For example, instead of assigning drivers to deliver cargos to certain customers, trucks will be assigned to follow some routes. One of the arguments for such an approach can be the results of a survey that would involve evaluating customers’ satisfaction. This process is also associated with some challenges as companies are reluctant to tolerate any interference with their internal policies. For instance, Transfer S. A. boasts its long history and the ability to maintain friendly relationships with its customers. Therefore, the organization will try to keep the practice that is regarded as one of its advantages (Sanchez Loppacher et al., 2013). Additionally, the companies may have other reasons (certain interests, additional profit or costs, and others) to maintain their operations without any changes.
Penalties and No-Delays Policy at Warehouses
VASA can also introduce a system of penalties for delays. The transportation companies pay their drivers if they have to work overtime, which happens quite often due to dispatch and unloading delays. The two transportation companies note that they often have difficulties with the provision of trucks on VASA’s demand due to the shortage of vehicles (Sanchez Loppacher et al., 2013). They stress that the delays at warehouses tend to lead to delays with other deliveries. VASA should ensure timely dispatch, but it should also negotiate the use of penalties for delays at warehouses. The company should discuss the need to unload trucks timely as this affects other deliveries. VASA should discuss the specific periods of deliveries with its partners, which will help them adhere to their schedules.
The barriers to effective implementation of these solutions are associated with companies’ focus on their cultures and interests. For example, the introduction of penalties may be seen as unacceptable at CristaLog Hnos. and Transfer S. A. that have full- and part-time drivers as well as contract additional drivers when necessary. The transportation companies may concentrate on their potential lack of labor force as drivers will simply avoid cooperating with them. Furthermore, customers may be reluctant to improve their own processes related to unloading, so the shortage of trucks and delays caused by the ineffectiveness of warehouses’ operations will remain a burning issue. Nevertheless, VASA should try to undertake the steps mentioned above if it wants to keep its partnerships with Transfer S. A. and CristaLog Hnos. The glass manufacturer should be ready to invest additional time and funds to improve its supply chain management and relationships with the transportation companies in question.

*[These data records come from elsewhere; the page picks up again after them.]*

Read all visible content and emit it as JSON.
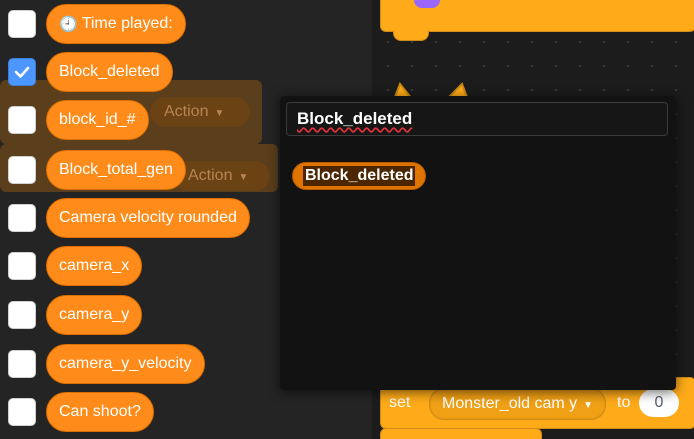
{
  "palette": {
    "variables": [
      {
        "label": "Time played:",
        "checked": false,
        "has_clock_icon": true
      },
      {
        "label": "Block_deleted",
        "checked": true
      },
      {
        "label": "block_id_#",
        "checked": false
      },
      {
        "label": "Block_total_gen",
        "checked": false
      },
      {
        "label": "Camera velocity rounded",
        "checked": false
      },
      {
        "label": "camera_x",
        "checked": false
      },
      {
        "label": "camera_y",
        "checked": false
      },
      {
        "label": "camera_y_velocity",
        "checked": false
      },
      {
        "label": "Can shoot?",
        "checked": false
      }
    ],
    "ghost_labels": {
      "action_1": "Action",
      "action_2": "Action"
    }
  },
  "search": {
    "value": "Block_deleted",
    "results": [
      "Block_deleted"
    ]
  },
  "workspace": {
    "set_block": {
      "label": "set",
      "variable": "Monster_old cam y",
      "to_label": "to",
      "value": "0"
    }
  },
  "colors": {
    "variable_block": "#ff8c1a",
    "checkbox_checked": "#4c97ff",
    "data_block": "#ffab19"
  }
}
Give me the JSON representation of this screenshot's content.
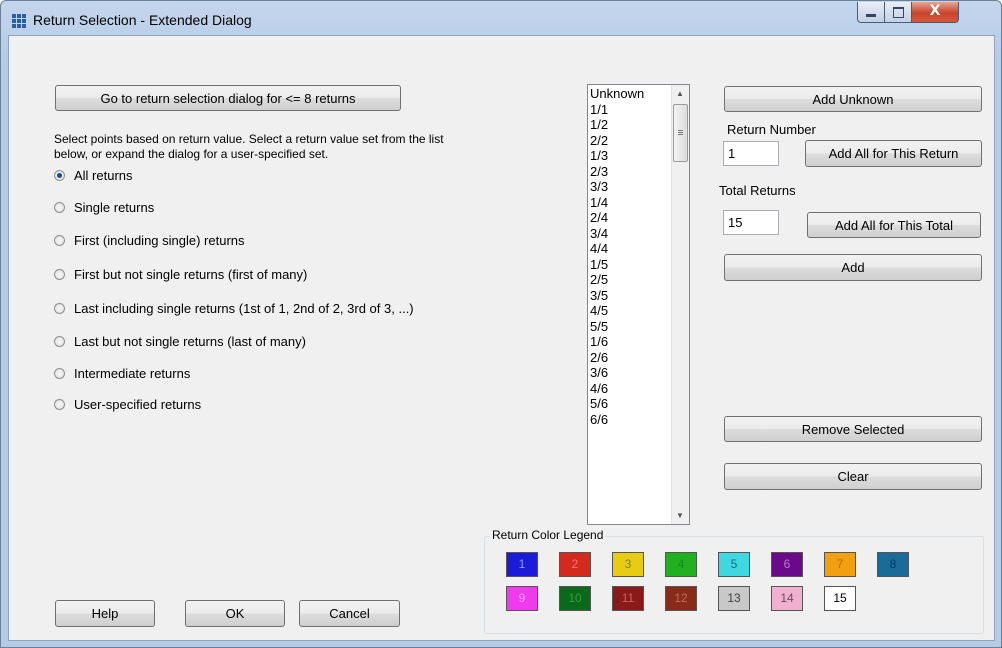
{
  "window": {
    "title": "Return Selection - Extended Dialog",
    "icon": "grid-app-icon",
    "close_glyph": "X"
  },
  "left": {
    "go_button": "Go to return selection dialog for <= 8 returns",
    "description_line1": "Select points based on return value.  Select a return value set from the list",
    "description_line2": "below, or expand the dialog for a user-specified set.",
    "radios": [
      {
        "label": "All returns",
        "selected": true
      },
      {
        "label": "Single returns",
        "selected": false
      },
      {
        "label": "First (including single) returns",
        "selected": false
      },
      {
        "label": "First but not single returns (first of many)",
        "selected": false
      },
      {
        "label": "Last including single returns (1st of 1, 2nd of 2, 3rd of 3, ...)",
        "selected": false
      },
      {
        "label": "Last but not single returns (last of many)",
        "selected": false
      },
      {
        "label": "Intermediate returns",
        "selected": false
      },
      {
        "label": "User-specified returns",
        "selected": false
      }
    ]
  },
  "list": {
    "items": [
      "Unknown",
      "1/1",
      "1/2",
      "2/2",
      "1/3",
      "2/3",
      "3/3",
      "1/4",
      "2/4",
      "3/4",
      "4/4",
      "1/5",
      "2/5",
      "3/5",
      "4/5",
      "5/5",
      "1/6",
      "2/6",
      "3/6",
      "4/6",
      "5/6",
      "6/6"
    ]
  },
  "right": {
    "add_unknown": "Add Unknown",
    "return_number_label": "Return Number",
    "return_number_value": "1",
    "add_all_return": "Add All for This Return",
    "total_returns_label": "Total Returns",
    "total_returns_value": "15",
    "add_all_total": "Add All for This Total",
    "add": "Add",
    "remove_selected": "Remove Selected",
    "clear": "Clear"
  },
  "legend": {
    "title": "Return Color Legend",
    "swatches": [
      {
        "label": "1",
        "bg": "#1c1cd8",
        "fg": "#8fa0ff"
      },
      {
        "label": "2",
        "bg": "#d42a1e",
        "fg": "#f07a6a"
      },
      {
        "label": "3",
        "bg": "#e8cc14",
        "fg": "#8a7a10"
      },
      {
        "label": "4",
        "bg": "#22b022",
        "fg": "#1a8a1a"
      },
      {
        "label": "5",
        "bg": "#3ed8e0",
        "fg": "#1a6a8a"
      },
      {
        "label": "6",
        "bg": "#6a0a8a",
        "fg": "#c07ad0"
      },
      {
        "label": "7",
        "bg": "#f0a010",
        "fg": "#c06a00"
      },
      {
        "label": "8",
        "bg": "#1a6a9a",
        "fg": "#0a3a6a"
      },
      {
        "label": "9",
        "bg": "#f03af0",
        "fg": "#f0a0f0"
      },
      {
        "label": "10",
        "bg": "#0a6a1a",
        "fg": "#3a9a3a"
      },
      {
        "label": "11",
        "bg": "#8a1a1a",
        "fg": "#d06060"
      },
      {
        "label": "12",
        "bg": "#8a2a1a",
        "fg": "#c06a5a"
      },
      {
        "label": "13",
        "bg": "#c8c8c8",
        "fg": "#404040"
      },
      {
        "label": "14",
        "bg": "#f0b0d0",
        "fg": "#6a4a5a"
      },
      {
        "label": "15",
        "bg": "#ffffff",
        "fg": "#000000"
      }
    ]
  },
  "footer": {
    "help": "Help",
    "ok": "OK",
    "cancel": "Cancel"
  }
}
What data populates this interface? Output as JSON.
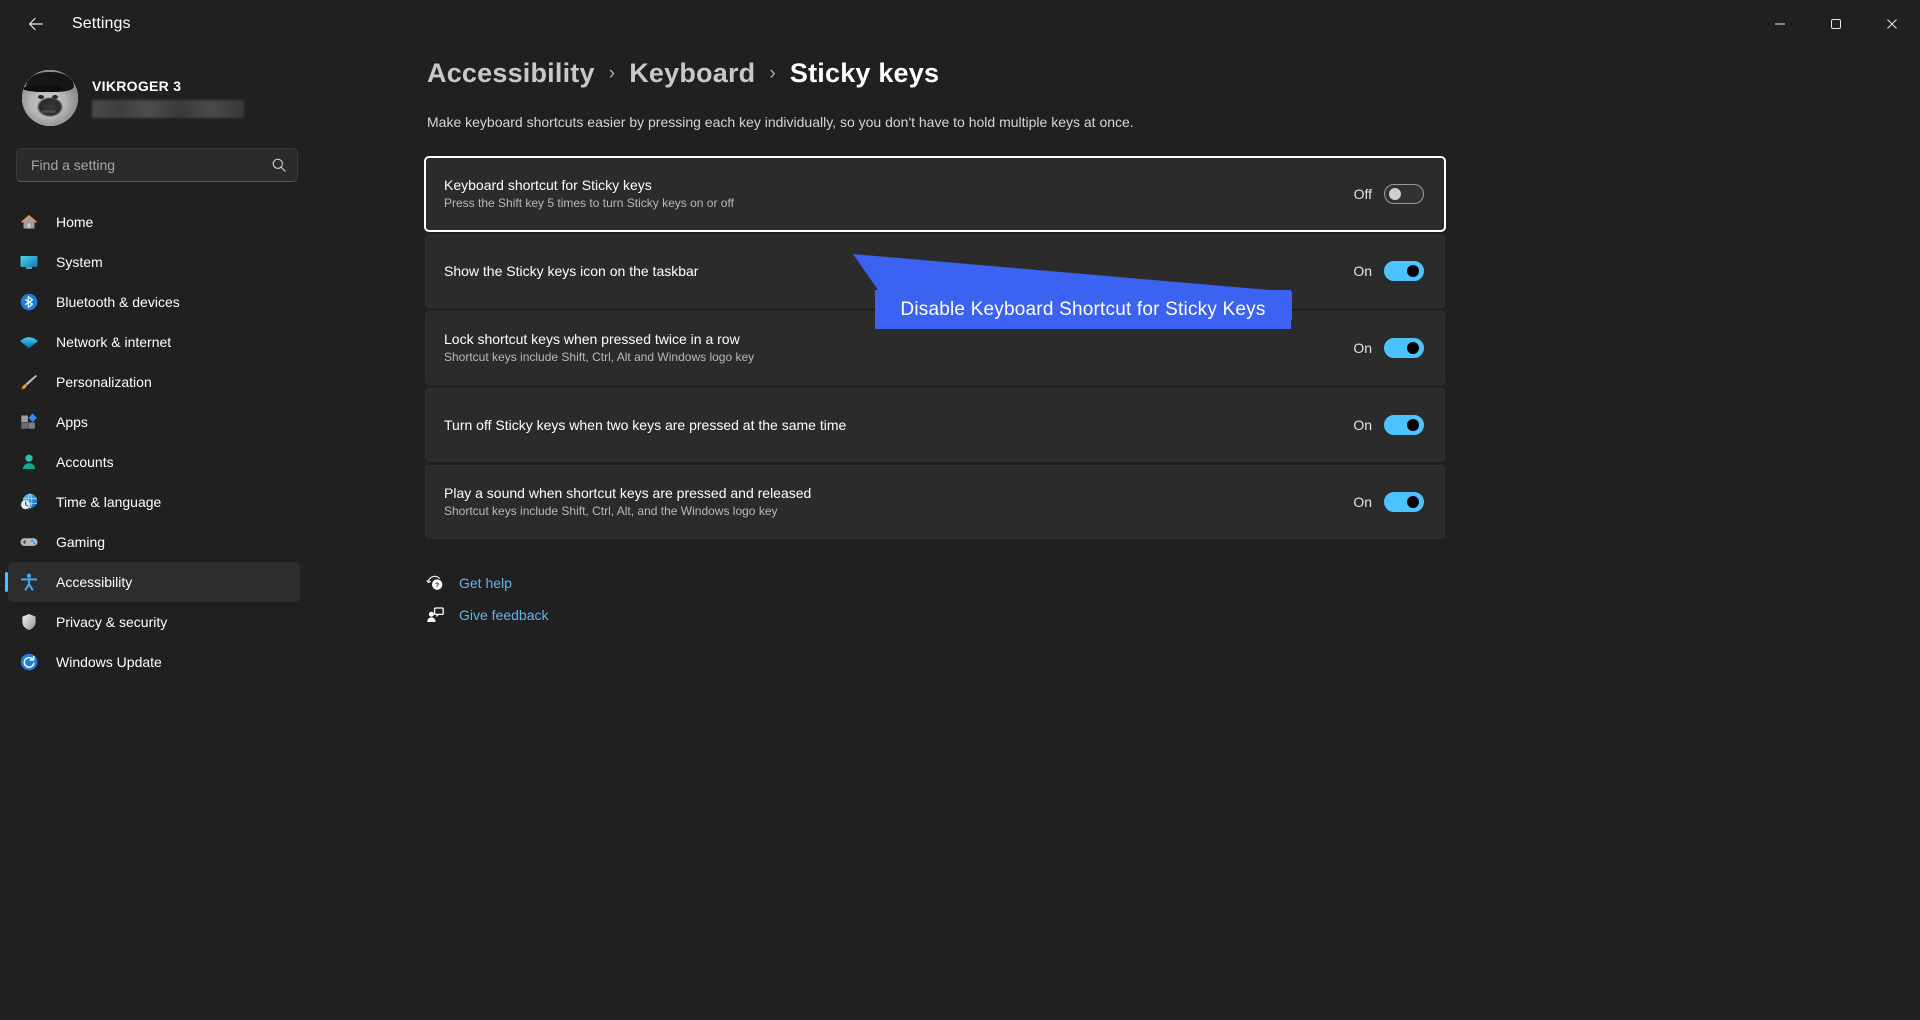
{
  "titlebar": {
    "back_label": "back-arrow",
    "title": "Settings",
    "minimize": "minimize",
    "maximize": "maximize",
    "close": "close"
  },
  "account": {
    "name": "VIKROGER 3",
    "email_redacted": ""
  },
  "search": {
    "placeholder": "Find a setting",
    "value": ""
  },
  "sidebar": {
    "items": [
      {
        "label": "Home",
        "icon": "home-icon",
        "active": false
      },
      {
        "label": "System",
        "icon": "system-icon",
        "active": false
      },
      {
        "label": "Bluetooth & devices",
        "icon": "bluetooth-icon",
        "active": false
      },
      {
        "label": "Network & internet",
        "icon": "wifi-icon",
        "active": false
      },
      {
        "label": "Personalization",
        "icon": "paintbrush-icon",
        "active": false
      },
      {
        "label": "Apps",
        "icon": "apps-icon",
        "active": false
      },
      {
        "label": "Accounts",
        "icon": "accounts-icon",
        "active": false
      },
      {
        "label": "Time & language",
        "icon": "clock-globe-icon",
        "active": false
      },
      {
        "label": "Gaming",
        "icon": "gamepad-icon",
        "active": false
      },
      {
        "label": "Accessibility",
        "icon": "accessibility-icon",
        "active": true
      },
      {
        "label": "Privacy & security",
        "icon": "shield-icon",
        "active": false
      },
      {
        "label": "Windows Update",
        "icon": "update-icon",
        "active": false
      }
    ]
  },
  "breadcrumb": {
    "items": [
      {
        "label": "Accessibility",
        "current": false
      },
      {
        "label": "Keyboard",
        "current": false
      },
      {
        "label": "Sticky keys",
        "current": true
      }
    ],
    "separator": "›"
  },
  "page": {
    "description": "Make keyboard shortcuts easier by pressing each key individually, so you don't have to hold multiple keys at once."
  },
  "settings_cards": [
    {
      "title": "Keyboard shortcut for Sticky keys",
      "subtitle": "Press the Shift key 5 times to turn Sticky keys on or off",
      "state_label": "Off",
      "state": "off",
      "focused": true
    },
    {
      "title": "Show the Sticky keys icon on the taskbar",
      "subtitle": "",
      "state_label": "On",
      "state": "on",
      "focused": false
    },
    {
      "title": "Lock shortcut keys when pressed twice in a row",
      "subtitle": "Shortcut keys include Shift, Ctrl, Alt and Windows logo key",
      "state_label": "On",
      "state": "on",
      "focused": false
    },
    {
      "title": "Turn off Sticky keys when two keys are pressed at the same time",
      "subtitle": "",
      "state_label": "On",
      "state": "on",
      "focused": false
    },
    {
      "title": "Play a sound when shortcut keys are pressed and released",
      "subtitle": "Shortcut keys include Shift, Ctrl, Alt, and the Windows logo key",
      "state_label": "On",
      "state": "on",
      "focused": false
    }
  ],
  "footer_links": [
    {
      "label": "Get help",
      "icon": "help-icon"
    },
    {
      "label": "Give feedback",
      "icon": "feedback-icon"
    }
  ],
  "annotation": {
    "text": "Disable Keyboard Shortcut for Sticky Keys",
    "color": "#3b62f0"
  }
}
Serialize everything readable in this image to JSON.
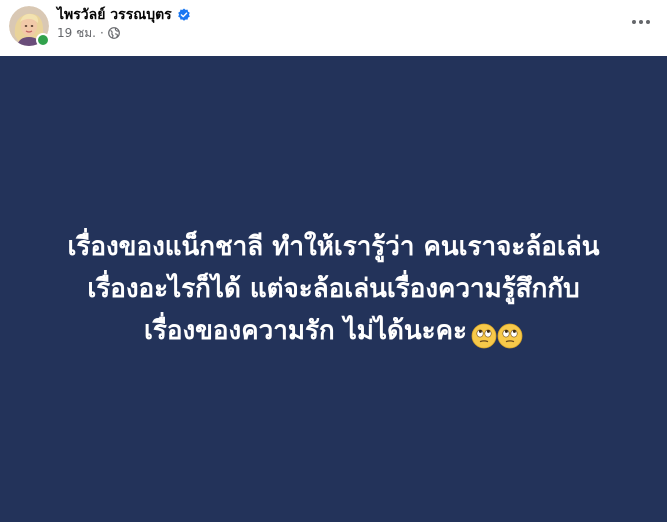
{
  "post": {
    "author_name": "ไพรวัลย์ วรรณบุตร",
    "verified_icon": "verified-badge-icon",
    "timestamp": "19 ชม.",
    "separator": "·",
    "audience_icon": "globe-icon",
    "more_icon": "more-options-icon"
  },
  "status": {
    "background_color": "#23335a",
    "text_color": "#ffffff",
    "lines": [
      "เรื่องของแน็กชาลี ทำให้เรารู้ว่า คนเราจะล้อเล่น",
      "เรื่องอะไรก็ได้ แต่จะล้อเล่นเรื่องความรู้สึกกับ",
      "เรื่องของความรัก ไม่ได้นะคะ"
    ],
    "emojis": [
      "face-with-rolling-eyes-icon",
      "face-with-rolling-eyes-icon"
    ]
  },
  "colors": {
    "verified_blue": "#1877f2",
    "online_green": "#31a24c",
    "meta_gray": "#65676b"
  }
}
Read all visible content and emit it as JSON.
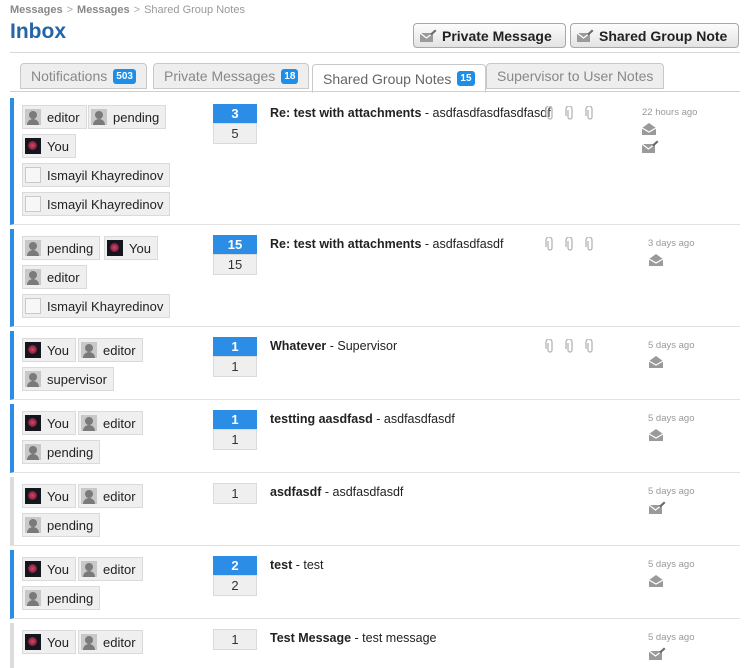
{
  "breadcrumb": [
    "Messages",
    "Messages",
    "Shared Group Notes"
  ],
  "page_title": "Inbox",
  "buttons": {
    "private_message": "Private Message",
    "shared_group_note": "Shared Group Note"
  },
  "tabs": [
    {
      "label": "Notifications",
      "badge": "503"
    },
    {
      "label": "Private Messages",
      "badge": "18"
    },
    {
      "label": "Shared Group Notes",
      "badge": "15"
    },
    {
      "label": "Supervisor to User Notes",
      "badge": ""
    }
  ],
  "threads": [
    {
      "participants": [
        "editor",
        "pending",
        "You",
        "Ismayil Khayredinov",
        "Ismayil Khayredinov"
      ],
      "new_count": "3",
      "total_count": "5",
      "subject": "Re: test with attachments",
      "preview": "asdfasdfasdfasdfasdf",
      "time": "22 hours ago"
    },
    {
      "participants": [
        "pending",
        "You",
        "editor",
        "Ismayil Khayredinov"
      ],
      "new_count": "15",
      "total_count": "15",
      "subject": "Re: test with attachments",
      "preview": "asdfasdfasdf",
      "time": "3 days ago"
    },
    {
      "participants": [
        "You",
        "editor",
        "supervisor"
      ],
      "new_count": "1",
      "total_count": "1",
      "subject": "Whatever",
      "preview": "Supervisor",
      "time": "5 days ago"
    },
    {
      "participants": [
        "You",
        "editor",
        "pending"
      ],
      "new_count": "1",
      "total_count": "1",
      "subject": "testting aasdfasd",
      "preview": "asdfasdfasdf",
      "time": "5 days ago"
    },
    {
      "participants": [
        "You",
        "editor",
        "pending"
      ],
      "new_count": "",
      "total_count": "1",
      "subject": "asdfasdf",
      "preview": "asdfasdfasdf",
      "time": "5 days ago"
    },
    {
      "participants": [
        "You",
        "editor",
        "pending"
      ],
      "new_count": "2",
      "total_count": "2",
      "subject": "test",
      "preview": "test",
      "time": "5 days ago"
    },
    {
      "participants": [
        "You",
        "editor"
      ],
      "new_count": "",
      "total_count": "1",
      "subject": "Test Message",
      "preview": "test message",
      "time": "5 days ago"
    }
  ],
  "colors": {
    "accent": "#2c8de6",
    "title": "#2465a8",
    "badge": "#1e8fe8"
  },
  "icons": [
    "envelope-icon",
    "paperclip-icon",
    "user-avatar-icon",
    "compose-icon"
  ]
}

Addo-Tenkorang, R., Helo, P., & Kantola, J. (2016). Concurrent enterprise: A conceptual framework for enterprise supply-chain network activities. Enterprise Information Systems, 11(4), 474-511. Web.
Helo, P., Shamsuzzoha, M., & Sandhu, M. (2016). Cloud-based virtual supply chain. In Proceedings of the 2016 International Conference on Industrial Engineering and Operations Management (pp. 150-155). Detroit, MI: IEOM Society International.
Morana, J. (2013). Sustainable supply chain management. Hoboken, NJ: John Wiley & Sons.
Ross, D. F. (2016). Introduction to supply chain management technologies (2nd ed.). Boca Raton, FL: CRC Press.
Sanchez Loppacher, J., Pancotto, M., & Vera, M. F. (2013). Rethinking distribution logistics at VASA, Pilkington. Harvard Business Review, NA0247, 1-25.